So, what do you think?
I think I failed immensely when I did my list. No mention of Dark Star, Terror of Mecha Godzilla, Close Encounters, or The Black Hole.ReplyDelete
No need to be so hard on yourself, my friend. A top twenty could have included all those films! This was a tough one to assemble, because there are so many great films from the 1970s.
All my best,
All great films except "Silent Running", which is quite a piece of propaganda. Evil corporations, a malevolent government, nuclear weapons, ignorant, insensitive humans, it's all here. Bruce Dern and crew blast off on a gigantic spaceship loaded with the last remaining forest of a doomed Earth. Dern, as the main character, actually murders his crew mates but that's okay because he saving a forest. Later in the movie, he notices that the forest is dying and he can't figure out why. After he killed everyone and faked a ship malfunction, he flew out into deep space. Gee whiz! Turns out, the Sun isn't as strong in deep space. Duh! I thought this guy was a scientist. I managed to stay with this movie until Dern is laying in bed then reaches his hand out to gently caress the "Conservation Pledge" hanging on his wall. I understand the importance of the Earth's ecosystem, but this movie's "man is bad" message was more than I could watch.Delete
John the final results proves to me that the 1970s was an impressive decade for science-fiction films with a wide variety of content. Great list!ReplyDelete

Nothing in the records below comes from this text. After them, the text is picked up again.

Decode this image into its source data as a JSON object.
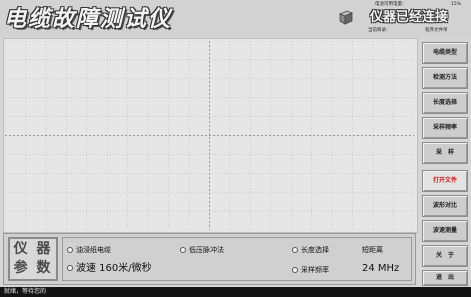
{
  "header": {
    "app_title": "电缆故障测试仪",
    "connection_status": "仪器已经连接",
    "device_icon": "device-box-icon",
    "battery_label": "电池可用电量：",
    "battery_value": "15%",
    "dir_label": "当前目录：",
    "dir_value": "程序文件单"
  },
  "side_buttons": [
    {
      "label": "电缆类型",
      "active": false
    },
    {
      "label": "检测方法",
      "active": false
    },
    {
      "label": "长度选择",
      "active": false
    },
    {
      "label": "采样频率",
      "active": false
    },
    {
      "label": "采　样",
      "active": false
    },
    {
      "label": "打开文件",
      "active": true
    },
    {
      "label": "波形对比",
      "active": false
    },
    {
      "label": "波速测量",
      "active": false
    },
    {
      "label": "关　于",
      "active": false
    },
    {
      "label": "退　出",
      "active": false
    }
  ],
  "params": {
    "title_line1": "仪 器",
    "title_line2": "参 数",
    "cable_type": "油浸纸电缆",
    "method": "低压脉冲法",
    "length_label": "长度选择",
    "length_value": "短距离",
    "velocity": "波速 160米/微秒",
    "sample_label": "采样频率",
    "sample_value": "24 MHz"
  },
  "status": {
    "text": "就绪，等待您的"
  },
  "colors": {
    "active_button_text": "#d01818",
    "status_bar_bg": "#141414"
  }
}
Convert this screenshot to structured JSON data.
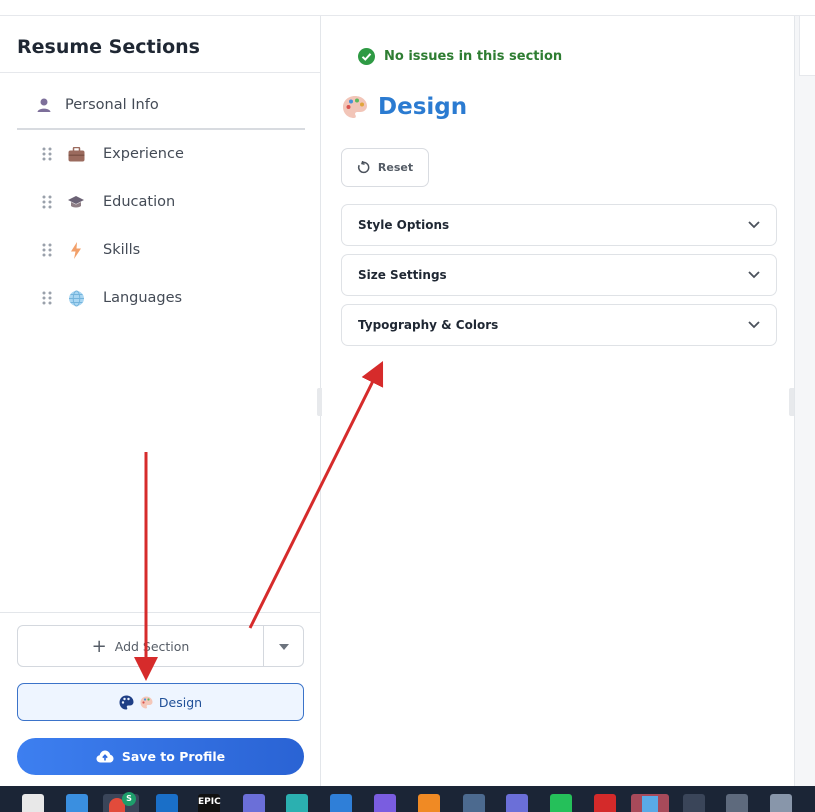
{
  "sidebar": {
    "title": "Resume Sections",
    "personal": {
      "label": "Personal Info",
      "icon": "person-icon"
    },
    "sections": [
      {
        "label": "Experience",
        "icon": "briefcase-icon"
      },
      {
        "label": "Education",
        "icon": "graduation-cap-icon"
      },
      {
        "label": "Skills",
        "icon": "lightning-icon"
      },
      {
        "label": "Languages",
        "icon": "globe-icon"
      }
    ],
    "add_section_label": "Add Section",
    "design_label": "Design",
    "save_label": "Save to Profile"
  },
  "main": {
    "status_text": "No issues in this section",
    "title": "Design",
    "reset_label": "Reset",
    "accordions": [
      {
        "label": "Style Options"
      },
      {
        "label": "Size Settings"
      },
      {
        "label": "Typography & Colors"
      }
    ]
  },
  "taskbar": {
    "epic_label": "EPIC",
    "badge_label": "S"
  },
  "colors": {
    "accent": "#2b7bd1",
    "success": "#2e7d32",
    "save_button": "#3a7bec",
    "annotation_arrow": "#d62b2b"
  }
}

I agree totally. The breadth of these films is amazing. From aliens on Earth (Superman, Invasion of the Body Snatchers, Close Encounters) to dystopias (THX-1138, A Clockwork Orange), to space environmentalism (Silent Running), to swashbuckle (Star Wars) and pure terror (Alien). What a great decade it was for genre films...
Awesome Job and thanks for all of your hard work as always.ReplyDelete

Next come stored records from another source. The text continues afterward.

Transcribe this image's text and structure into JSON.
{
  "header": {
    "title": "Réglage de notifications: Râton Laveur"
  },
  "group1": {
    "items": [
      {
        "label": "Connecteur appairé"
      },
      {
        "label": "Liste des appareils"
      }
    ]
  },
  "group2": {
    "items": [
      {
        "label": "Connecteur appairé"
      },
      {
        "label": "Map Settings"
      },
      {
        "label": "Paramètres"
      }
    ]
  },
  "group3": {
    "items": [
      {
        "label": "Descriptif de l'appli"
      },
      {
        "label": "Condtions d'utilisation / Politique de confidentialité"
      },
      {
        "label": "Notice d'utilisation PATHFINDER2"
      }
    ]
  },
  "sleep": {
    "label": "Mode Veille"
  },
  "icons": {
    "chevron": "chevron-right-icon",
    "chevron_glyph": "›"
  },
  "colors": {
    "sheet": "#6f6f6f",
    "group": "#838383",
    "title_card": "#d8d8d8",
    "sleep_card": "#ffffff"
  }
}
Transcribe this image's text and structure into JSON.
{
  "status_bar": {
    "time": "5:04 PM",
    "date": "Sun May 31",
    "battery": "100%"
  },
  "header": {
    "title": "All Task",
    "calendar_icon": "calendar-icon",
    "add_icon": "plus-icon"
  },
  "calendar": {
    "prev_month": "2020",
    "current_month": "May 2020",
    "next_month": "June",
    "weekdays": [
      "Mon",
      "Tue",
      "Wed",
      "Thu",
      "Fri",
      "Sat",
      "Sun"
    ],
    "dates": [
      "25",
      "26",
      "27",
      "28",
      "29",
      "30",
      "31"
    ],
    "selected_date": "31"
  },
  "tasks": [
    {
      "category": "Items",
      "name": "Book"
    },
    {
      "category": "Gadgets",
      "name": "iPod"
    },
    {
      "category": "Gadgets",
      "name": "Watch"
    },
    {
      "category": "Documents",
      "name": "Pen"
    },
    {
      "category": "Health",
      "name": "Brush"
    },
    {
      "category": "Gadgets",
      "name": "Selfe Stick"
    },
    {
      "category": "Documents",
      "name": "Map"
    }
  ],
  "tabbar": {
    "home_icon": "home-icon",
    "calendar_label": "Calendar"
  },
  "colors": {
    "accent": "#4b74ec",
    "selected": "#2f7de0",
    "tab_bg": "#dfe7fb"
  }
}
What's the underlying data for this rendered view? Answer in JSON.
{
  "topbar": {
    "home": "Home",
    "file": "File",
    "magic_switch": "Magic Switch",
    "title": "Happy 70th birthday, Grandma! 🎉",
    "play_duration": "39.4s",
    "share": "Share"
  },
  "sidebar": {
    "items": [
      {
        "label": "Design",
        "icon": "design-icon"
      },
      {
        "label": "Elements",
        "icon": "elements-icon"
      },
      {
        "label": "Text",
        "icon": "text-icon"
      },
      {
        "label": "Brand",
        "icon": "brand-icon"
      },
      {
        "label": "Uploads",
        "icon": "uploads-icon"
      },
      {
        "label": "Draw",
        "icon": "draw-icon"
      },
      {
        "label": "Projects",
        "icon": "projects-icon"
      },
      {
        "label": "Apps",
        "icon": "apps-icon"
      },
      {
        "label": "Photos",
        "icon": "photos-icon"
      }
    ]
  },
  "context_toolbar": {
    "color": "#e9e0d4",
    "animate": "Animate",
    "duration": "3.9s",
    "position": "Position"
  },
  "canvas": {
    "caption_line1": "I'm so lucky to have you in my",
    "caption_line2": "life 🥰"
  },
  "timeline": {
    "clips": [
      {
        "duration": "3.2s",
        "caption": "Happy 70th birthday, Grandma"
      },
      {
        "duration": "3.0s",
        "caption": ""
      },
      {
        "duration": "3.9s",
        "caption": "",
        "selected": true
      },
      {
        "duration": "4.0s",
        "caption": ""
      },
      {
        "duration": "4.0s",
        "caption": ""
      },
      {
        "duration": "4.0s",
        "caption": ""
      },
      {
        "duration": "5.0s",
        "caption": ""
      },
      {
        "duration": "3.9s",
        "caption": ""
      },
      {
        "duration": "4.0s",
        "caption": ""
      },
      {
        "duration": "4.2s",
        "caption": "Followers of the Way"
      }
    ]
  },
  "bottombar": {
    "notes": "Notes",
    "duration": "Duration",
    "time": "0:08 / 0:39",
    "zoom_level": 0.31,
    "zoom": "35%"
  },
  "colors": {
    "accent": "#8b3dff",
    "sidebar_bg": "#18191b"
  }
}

No easy task.
I really think Godzilla is quite upset and headed our way.
Yeah, Godzilla didn't make the final cut, but he did get name-checked quite a bit in reader lists! :). I think the problem for Godzilla is actually the same one that the Apes films suffer from: With multiple votes in the decade, the votes get split. Escape from the Planet of the Apes, Beneath the Planet of the Apes and Conquest all got mentioned on various lists, but divided the "Ape" vote. Similarly, Godzilla appeared for Hedorah, Megalon and Terror of Mecha Godzilla quite a bit, but similarly divided votes. My personal preference would have been for Hedorah, though. God, I love that film!

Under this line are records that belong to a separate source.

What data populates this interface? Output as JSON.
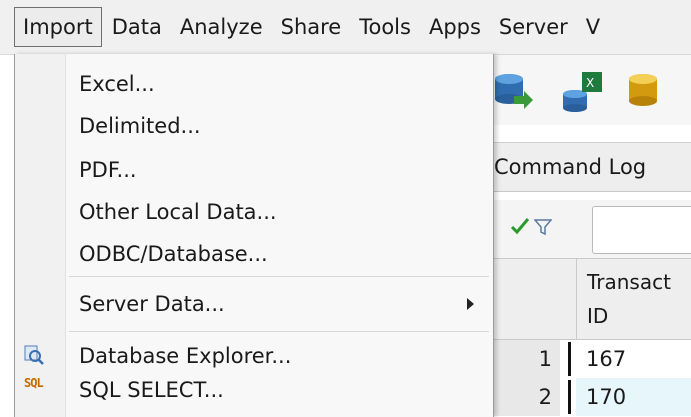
{
  "menubar": {
    "items": [
      "Import",
      "Data",
      "Analyze",
      "Share",
      "Tools",
      "Apps",
      "Server",
      "V"
    ]
  },
  "import_menu": {
    "items": [
      {
        "label": "Excel..."
      },
      {
        "label": "Delimited..."
      },
      {
        "label": "PDF..."
      },
      {
        "label": "Other Local Data..."
      },
      {
        "label": "ODBC/Database..."
      },
      {
        "label": "Server Data...",
        "has_submenu": true
      },
      {
        "label": "Database Explorer...",
        "icon": "database-explorer-icon"
      },
      {
        "label": "SQL SELECT...",
        "icon": "sql-icon",
        "icon_text": "SQL"
      }
    ]
  },
  "tabs": {
    "command_log": "Command Log"
  },
  "grid": {
    "column_header": [
      "Transact",
      "ID"
    ],
    "rows": [
      {
        "num": "1",
        "value": "167"
      },
      {
        "num": "2",
        "value": "170"
      }
    ]
  },
  "colors": {
    "menubar_bg": "#f0f0f0",
    "menu_bg": "#f8f8f8",
    "row_highlight": "#e6f6fb",
    "sql_icon": "#c46a00"
  }
}
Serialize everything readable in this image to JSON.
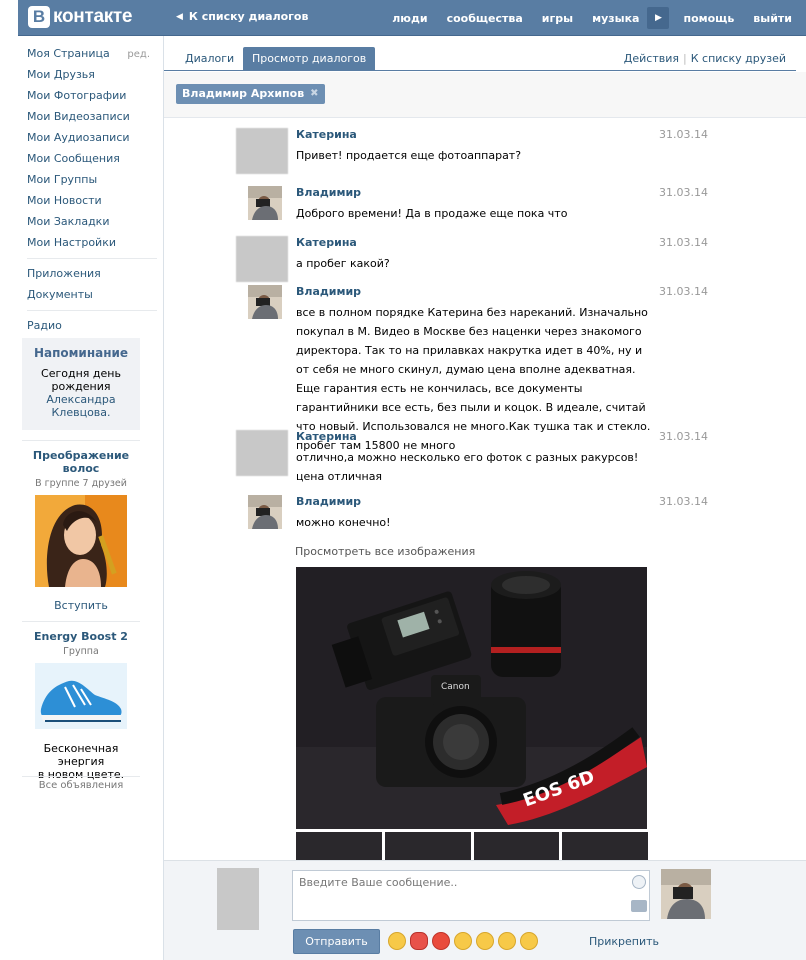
{
  "header": {
    "logo_letter": "В",
    "logo_text": "контакте",
    "back_link": "К списку диалогов",
    "nav": [
      "люди",
      "сообщества",
      "игры",
      "музыка",
      "помощь",
      "выйти"
    ]
  },
  "sidebar": {
    "menu": [
      "Моя Страница",
      "Мои Друзья",
      "Мои Фотографии",
      "Мои Видеозаписи",
      "Мои Аудиозаписи",
      "Мои Сообщения",
      "Мои Группы",
      "Мои Новости",
      "Мои Закладки",
      "Мои Настройки"
    ],
    "edit_label": "ред.",
    "menu2": [
      "Приложения",
      "Документы"
    ],
    "menu3": [
      "Радио"
    ],
    "reminder": {
      "title": "Напоминание",
      "line1": "Сегодня день",
      "line2": "рождения",
      "name1": "Александра",
      "name2": "Клевцова."
    },
    "ads": [
      {
        "title_1": "Преображение",
        "title_2": "волос",
        "sub": "В группе 7 друзей",
        "link": "Вступить"
      },
      {
        "title_1": "Energy Boost 2",
        "sub": "Группа",
        "text_1": "Бесконечная энергия",
        "text_2": "в новом цвете."
      }
    ],
    "all_ads": "Все объявления"
  },
  "tabs": {
    "dialogs": "Диалоги",
    "view": "Просмотр диалогов",
    "actions": "Действия",
    "to_friends": "К списку друзей"
  },
  "filter": {
    "chip": "Владимир Архипов"
  },
  "messages": [
    {
      "author": "Катерина",
      "date": "31.03.14",
      "text": "Привет! продается еще фотоаппарат?"
    },
    {
      "author": "Владимир",
      "date": "31.03.14",
      "text": "Доброго времени! Да в продаже еще пока что"
    },
    {
      "author": "Катерина",
      "date": "31.03.14",
      "text": "а пробег какой?"
    },
    {
      "author": "Владимир",
      "date": "31.03.14",
      "text": "все в полном порядке Катерина без нареканий. Изначально покупал в М. Видео в Москве без наценки через знакомого директора. Так то на прилавках накрутка идет в 40%, ну и от себя не много скинул, думаю цена вполне адекватная. Еще гарантия есть не кончилась, все документы гарантийники все есть, без пыли и коцок. В идеале, считай что новый. Использовался не много.Как тушка так и стекло. пробег там 15800 не много"
    },
    {
      "author": "Катерина",
      "date": "31.03.14",
      "text": "отлично,а можно несколько его фоток с разных ракурсов! цена отличная"
    },
    {
      "author": "Владимир",
      "date": "31.03.14",
      "text": "можно конечно!"
    }
  ],
  "photos": {
    "view_all": "Просмотреть все изображения",
    "camera_brand": "Canon",
    "strap_text": "EOS 6D"
  },
  "composer": {
    "placeholder": "Введите Ваше сообщение..",
    "send": "Отправить",
    "attach": "Прикрепить"
  },
  "colors": {
    "brand": "#597da3",
    "link": "#2b587a"
  }
}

Hedora was the best of the 70s. Another fine point mon ami.Delete
Godzilla Vs. Hedorah...Big G battles a monster that actually sucks smog from smokestacks, seeps and pukes pollution on anything and everything and manages to morph from slow-moving slug to odd, flying creature. Oh, and this is the movie that Godzilla actually flies in by using his atomic breath as a thruster. The people that made this movie were likely drug-addled at the time. There are many inexplicable moments, like animated scenes that pop into the movie out of nowhere and disappear just as quickly. There is a scene where everyone at a party suddenly appears to have fish heads. Hedorah flies over people which melts their heads into a blue goo. There's a psychic little boy, a score featuring hippies playing awful '60s music and an anvil-heavy environmental message. It's the artsy-fartsy Godzilla!Delete